“The current market isn’t working for families and businesses,” says Joe Anglin, speaking for the Wildrose opposition. “In order to have affordable bills for families, and predictable overheads for businesses, we can’t keep having these big spikes in power prices.”

Alberta consumers are being warned to sign onto a fixed-rate contract if they hope to cushion their power costs. Power experts say wholesale power prices jumped 207 per cent higher than a year ago, over the April-June period this year.

Elsewhere in Canada, consumers are not facing drastic price increases. But Anglin says Energy Minister Ken Hughes seems oblivious to the issue.

“The minister has a head-in-the-sand mentality,” he said in an interview. “He says there’s no problem.”

While other political parties call for Alberta’s power system to be once again regulated, as in every other province, Anglin says Wildrose wouldn’t go that far. A market-based system could work, he says, if prices were set a day ahead instead of hour by hour.

“We’ve got to change how the wholesale market operates so there aren’t these wild swings in electricity prices.”

Anglin also knocked down claims the province’s high power prices are triggered by energy shortages.

“We have an excess of electricity in Fort McMurray and more than enough in Edmonton and area,” he maintains. In southern Alberta, Enmax is building new capacity, and the wind power network continues to grow.

But some operators have mothballed power plants or taken others out of service for “maintenance” so their remaining plants can earn more, Anglin observes.

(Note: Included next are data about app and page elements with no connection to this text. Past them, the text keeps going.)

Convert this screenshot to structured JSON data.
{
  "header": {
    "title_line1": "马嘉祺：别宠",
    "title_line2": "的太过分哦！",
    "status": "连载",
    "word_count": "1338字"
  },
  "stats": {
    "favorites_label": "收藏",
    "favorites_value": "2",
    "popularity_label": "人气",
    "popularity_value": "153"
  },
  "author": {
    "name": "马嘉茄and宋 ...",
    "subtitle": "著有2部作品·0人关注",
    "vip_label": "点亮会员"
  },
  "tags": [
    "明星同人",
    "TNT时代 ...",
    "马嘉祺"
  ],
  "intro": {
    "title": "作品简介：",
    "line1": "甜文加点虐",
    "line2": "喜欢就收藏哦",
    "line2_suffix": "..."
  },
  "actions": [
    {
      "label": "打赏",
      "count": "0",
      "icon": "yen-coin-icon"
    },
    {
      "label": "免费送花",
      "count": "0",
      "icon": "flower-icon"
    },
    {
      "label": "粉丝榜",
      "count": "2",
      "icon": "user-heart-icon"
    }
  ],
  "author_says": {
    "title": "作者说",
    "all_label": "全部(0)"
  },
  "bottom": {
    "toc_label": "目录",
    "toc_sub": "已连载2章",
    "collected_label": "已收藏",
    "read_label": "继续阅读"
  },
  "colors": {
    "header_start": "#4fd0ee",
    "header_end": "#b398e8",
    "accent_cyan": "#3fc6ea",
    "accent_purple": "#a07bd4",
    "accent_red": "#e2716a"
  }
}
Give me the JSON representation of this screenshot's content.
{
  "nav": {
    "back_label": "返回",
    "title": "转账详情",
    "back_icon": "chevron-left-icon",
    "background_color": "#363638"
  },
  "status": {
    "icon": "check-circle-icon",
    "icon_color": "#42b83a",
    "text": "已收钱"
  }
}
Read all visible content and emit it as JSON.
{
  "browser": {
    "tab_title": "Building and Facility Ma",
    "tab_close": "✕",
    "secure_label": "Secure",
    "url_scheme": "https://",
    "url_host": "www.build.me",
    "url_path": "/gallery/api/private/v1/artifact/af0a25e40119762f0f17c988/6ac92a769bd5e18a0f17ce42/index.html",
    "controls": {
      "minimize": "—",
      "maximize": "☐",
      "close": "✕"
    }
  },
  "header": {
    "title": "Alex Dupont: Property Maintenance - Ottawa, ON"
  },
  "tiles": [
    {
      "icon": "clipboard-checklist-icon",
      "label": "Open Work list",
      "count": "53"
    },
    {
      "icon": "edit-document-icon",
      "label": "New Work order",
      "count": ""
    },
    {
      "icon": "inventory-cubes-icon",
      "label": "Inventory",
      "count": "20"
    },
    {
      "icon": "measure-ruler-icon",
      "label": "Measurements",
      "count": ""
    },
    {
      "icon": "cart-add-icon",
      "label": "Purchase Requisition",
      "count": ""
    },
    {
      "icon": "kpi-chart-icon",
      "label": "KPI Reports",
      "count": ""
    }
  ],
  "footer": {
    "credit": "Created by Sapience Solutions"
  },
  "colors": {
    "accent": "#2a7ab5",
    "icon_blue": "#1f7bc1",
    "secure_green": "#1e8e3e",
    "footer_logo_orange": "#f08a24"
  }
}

“They manipulate the system, because this government allows it,” he says. “They’d throw you in jail anywhere else, for doing this.”

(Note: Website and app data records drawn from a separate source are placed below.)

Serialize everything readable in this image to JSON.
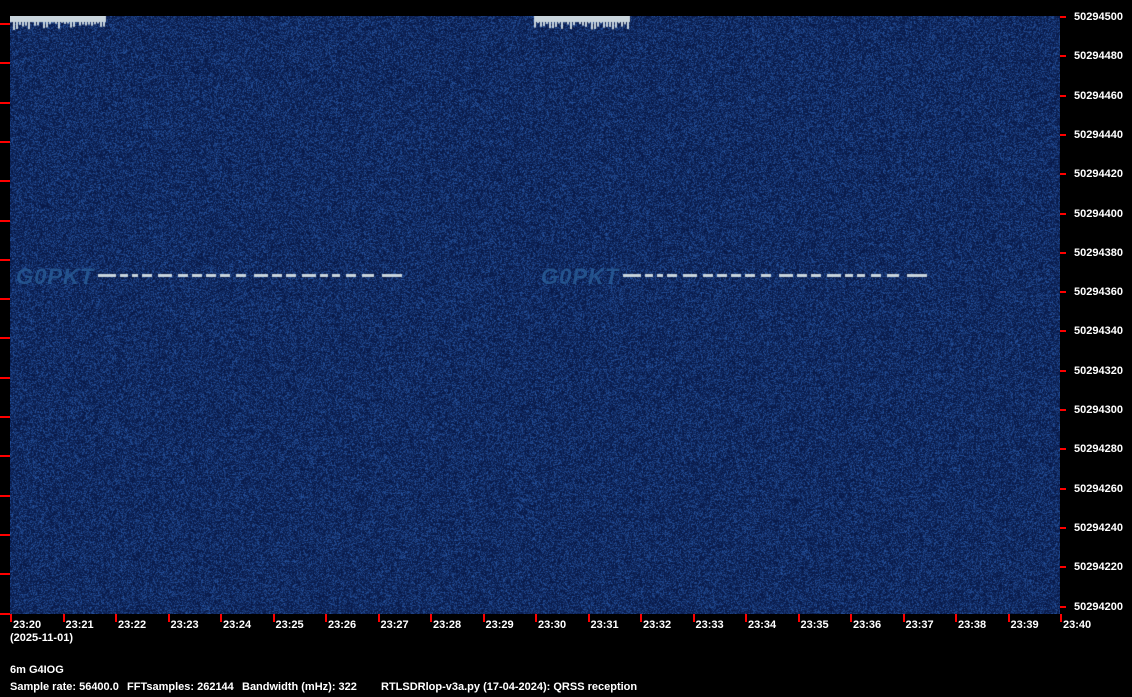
{
  "spectrogram": {
    "freq_labels": [
      "50294500",
      "50294480",
      "50294460",
      "50294440",
      "50294420",
      "50294400",
      "50294380",
      "50294360",
      "50294340",
      "50294320",
      "50294300",
      "50294280",
      "50294260",
      "50294240",
      "50294220",
      "50294200"
    ],
    "time_labels": [
      "23:20",
      "23:21",
      "23:22",
      "23:23",
      "23:24",
      "23:25",
      "23:26",
      "23:27",
      "23:28",
      "23:29",
      "23:30",
      "23:31",
      "23:32",
      "23:33",
      "23:34",
      "23:35",
      "23:36",
      "23:37",
      "23:38",
      "23:39",
      "23:40"
    ],
    "signal_callsign": "G0PKT",
    "colors": {
      "background": "#0b1c4e",
      "tick": "#ff0000",
      "signal": "#c8d4dc"
    }
  },
  "info": {
    "date": "(2025-11-01)",
    "station": "6m G4IOG",
    "sample_rate": "Sample rate: 56400.0",
    "fft_samples": "FFTsamples: 262144",
    "bandwidth": "Bandwidth (mHz): 322",
    "software": "RTLSDRlop-v3a.py (17-04-2024): QRSS reception"
  }
}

As a result, Anglin says owners of some Alberta business and industries are being forced to go “off-grid” by building power co-generation plants – or to move to a neighbouring province for lower-cost power.

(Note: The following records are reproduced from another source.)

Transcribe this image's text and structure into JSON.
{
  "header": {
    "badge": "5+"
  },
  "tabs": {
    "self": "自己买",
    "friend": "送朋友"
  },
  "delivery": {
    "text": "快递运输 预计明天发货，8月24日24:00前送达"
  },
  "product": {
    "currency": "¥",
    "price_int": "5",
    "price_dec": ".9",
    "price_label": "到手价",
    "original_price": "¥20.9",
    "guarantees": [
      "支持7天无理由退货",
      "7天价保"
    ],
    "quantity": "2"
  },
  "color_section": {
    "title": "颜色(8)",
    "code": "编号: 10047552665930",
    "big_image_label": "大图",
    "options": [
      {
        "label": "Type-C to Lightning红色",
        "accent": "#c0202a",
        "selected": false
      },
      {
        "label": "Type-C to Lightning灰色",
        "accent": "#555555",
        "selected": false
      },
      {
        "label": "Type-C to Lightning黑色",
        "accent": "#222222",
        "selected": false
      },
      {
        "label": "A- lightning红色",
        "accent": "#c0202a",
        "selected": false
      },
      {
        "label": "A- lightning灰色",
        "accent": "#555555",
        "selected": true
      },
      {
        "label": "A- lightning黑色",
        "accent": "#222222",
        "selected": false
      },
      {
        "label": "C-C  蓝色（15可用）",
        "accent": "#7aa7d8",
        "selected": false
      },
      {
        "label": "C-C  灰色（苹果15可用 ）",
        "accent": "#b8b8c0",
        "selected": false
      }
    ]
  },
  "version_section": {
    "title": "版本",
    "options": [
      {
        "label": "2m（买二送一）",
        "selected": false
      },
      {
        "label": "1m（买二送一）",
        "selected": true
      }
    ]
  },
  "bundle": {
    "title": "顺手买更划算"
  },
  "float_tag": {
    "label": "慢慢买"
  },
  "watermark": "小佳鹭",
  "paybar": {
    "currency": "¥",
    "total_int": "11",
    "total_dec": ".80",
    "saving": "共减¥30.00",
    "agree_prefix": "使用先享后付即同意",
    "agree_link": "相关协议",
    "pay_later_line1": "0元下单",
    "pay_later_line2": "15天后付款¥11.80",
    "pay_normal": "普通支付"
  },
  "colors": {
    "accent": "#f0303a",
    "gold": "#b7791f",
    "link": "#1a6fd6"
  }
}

“This system is working very well for the (utility) players, but it’s not operating well for our economy.”

A newly elected Wildrose government would waste little time before changing the power wholesale system, Anglin says.

“If we get in to government, we’re definitely going to fix it,” he says. “This is not rocket science.”